Extremely low tides heading into summer will offer shellfish gatherers plenty of beach exposure to harvest clams, oysters and the elusive deep-dwelling geoduck.
“We’ve got a lot of good shellfish opportunities, and have some really long seasons on certain beaches like Dosewallips, Fort Flagler and North Bay,” said Alex Bradbury, a state Fish and Wildlife biologist in Brinnon.
One popular destination is North Bay in Case Inlet across from Allyn, which is open through Sept. 15.
The public tidelands at North Bay extend more than 1,000 feet to the south, and the farther the walk, the easier it becomes to harvest shellfish. Clams can also be found high on the beach line.
- WSU study: 'Exploding head syndrome' more common than once thought
- Ivar's to raise restaurant workers' wages to $15 right away
- Opening day roster looks pretty clear after Sunday cuts
- A mom's tweet about Oreos in school stirs up culture wars
- 3 places off the beaten track in Hawaii
Most Read Stories
Access to the beach is an easy, short walk, and the area is abundant with steamer clams and has an enhanced oyster bed.
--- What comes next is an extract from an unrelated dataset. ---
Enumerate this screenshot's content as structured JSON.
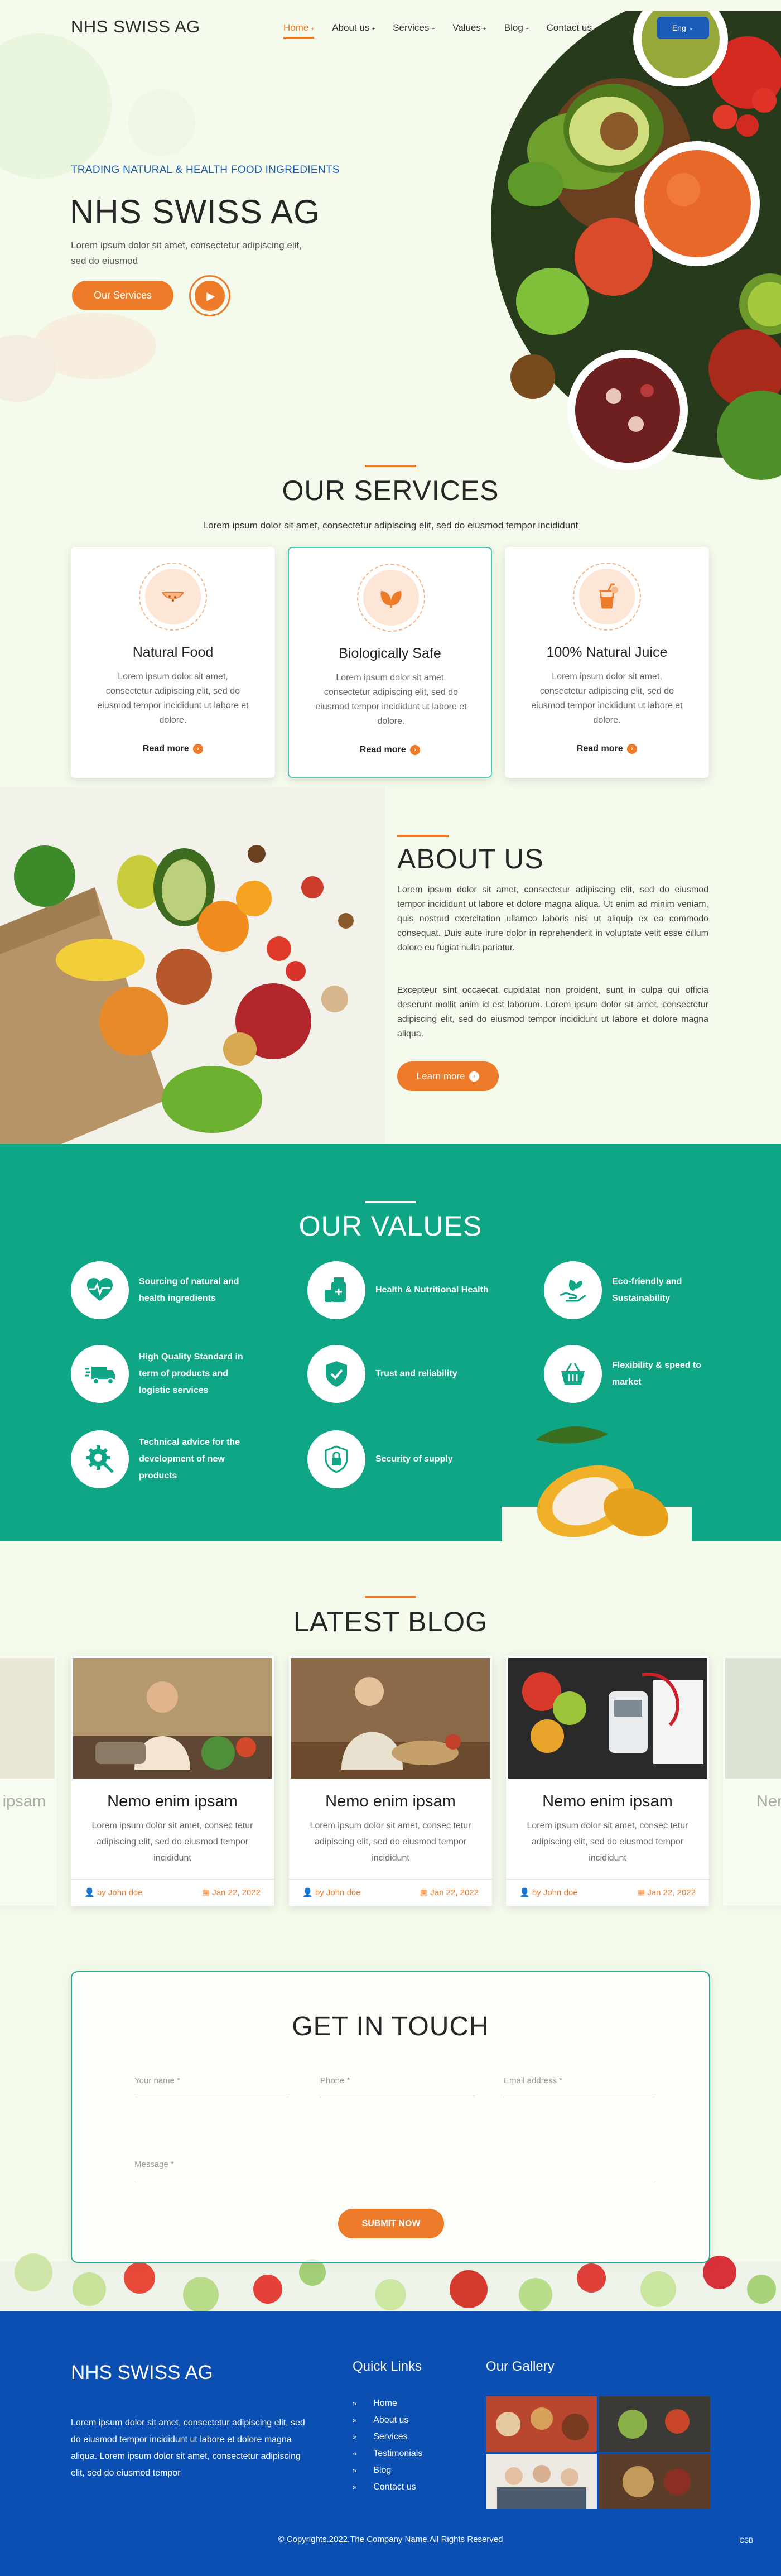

North Bay parking is limited, though, and it is illegal to park along the highway shoulder.
Construction on a new parking lot at North Bay is expected to begin sometime this summer or early fall. That could lead to a closure of the current lot and access to the beach.
“We need to use the existing lot for construction parking, but aren’t sure when work will actually begin,” Bradbury said. “We’ll send out a notice once it is confirmed, and if we get lucky it might not happen until after the September closure.”
Fort Flagler State Park and Rat Island in Jefferson County are open for clams and oysters through Oct. 31. It is very good for butter clams, and geoduck can be found on a low tide of minus 2 feet or more.
The best areas for littleneck and horse clams at Flagler are the Port Townsend Bay (north) side of the spit, in and around the tidal channel that separates the spit from Rat Island. Some Manila clams can be found in the mid-high tidal zone near the boat ramp in Kilisut Harbor.
One popular beach in Puget Sound region is Birch Bay State Park, which is already closed for Paralytic Shellfish Poison concerns.
Hood Canal offers some of the most diverse shellfish-gathering beaches.
Dosewallips State Park is open year-round for oysters, and through Aug. 15 for clams. Access from the parking lot to the beach is a good distance, so don’t forget anything in your vehicle.
Twanoh State Park is open year-round for oysters, but the clam season doesn’t open until Aug. 1 and runs to Sept. 15. Twanoh has good oyster beds. It has been enhanced with clams, and is a good Manila, littleneck, butter and cockle clam beach.
The best clam area at Twanoh extends from southwest of the boat ramp east to the point (just west of the swimming area). Look for oysters on the west end of the beach near the boat ramp in the “day use” section.
Belfair State Park is open year-round for oyster gathering, but the clam season is closed. Be cautious of the muddy beach line.
Duckabush is open year-round for oysters and clams. There is a brief window of opportunity at Potlatch State Park and the adjacent Natural Resources Tidelands, which are open for clams and oysters until June 30.
Clam digging at Eagle Creek is open July 1-31 and while populations are low, it is an excellent oyster beach and open year-round.
The Quilcene Bay Tideland is open daily from sunrise until sunset for clams and oysters through Dec. 31. It doesn’t get much pressure, and has an enhanced oyster bed.
Small-sized steamer clams are abundant at Quilcene Bay, and has a minimum size of 1¼ inches (½ -1½ inches is the standard on all other beaches). Quilcene is also home to some littleneck clams and eastern soft-shell clams.
Many of the geoduck populations are found well below the intertidal area, and are best usually on a minus 2-foot or lower tide. For details, go to http://wdfw.wa.gov/fishing/shellfish/geoduck.
Before hitting a beach, do some research, and take note there is a year-round shellfish ban on all beaches on the east side of Puget Sound, from Everett to Olympia, due to pollution, marine toxins and waste-treatment plant closures.
Harmful algae blooms (commonly called red tide) sometimes pop up on a beach at a moment’s notice, and can cause illness or even death. Call the marine biotoxin hotline at 800-562-5632 or visiting www.doh.wa.gov.
Upcoming low tides
Thursday, minus-1.2 feet at 8:51 a.m.; Friday, -2.4 at 9:38 a.m.; Saturday, -3.1 at 10:24 a.m.; June 23, -3.6 at 11:11 a.m.; June 24, -3.6 at 11:59 1.m.; June 25, -3.1 at 12:46 p.m.; June 26, -2.3 at 1:34 p.m.; and June 27, -1.0 at 2:23 p.m.
email@example.com or 206-464-8780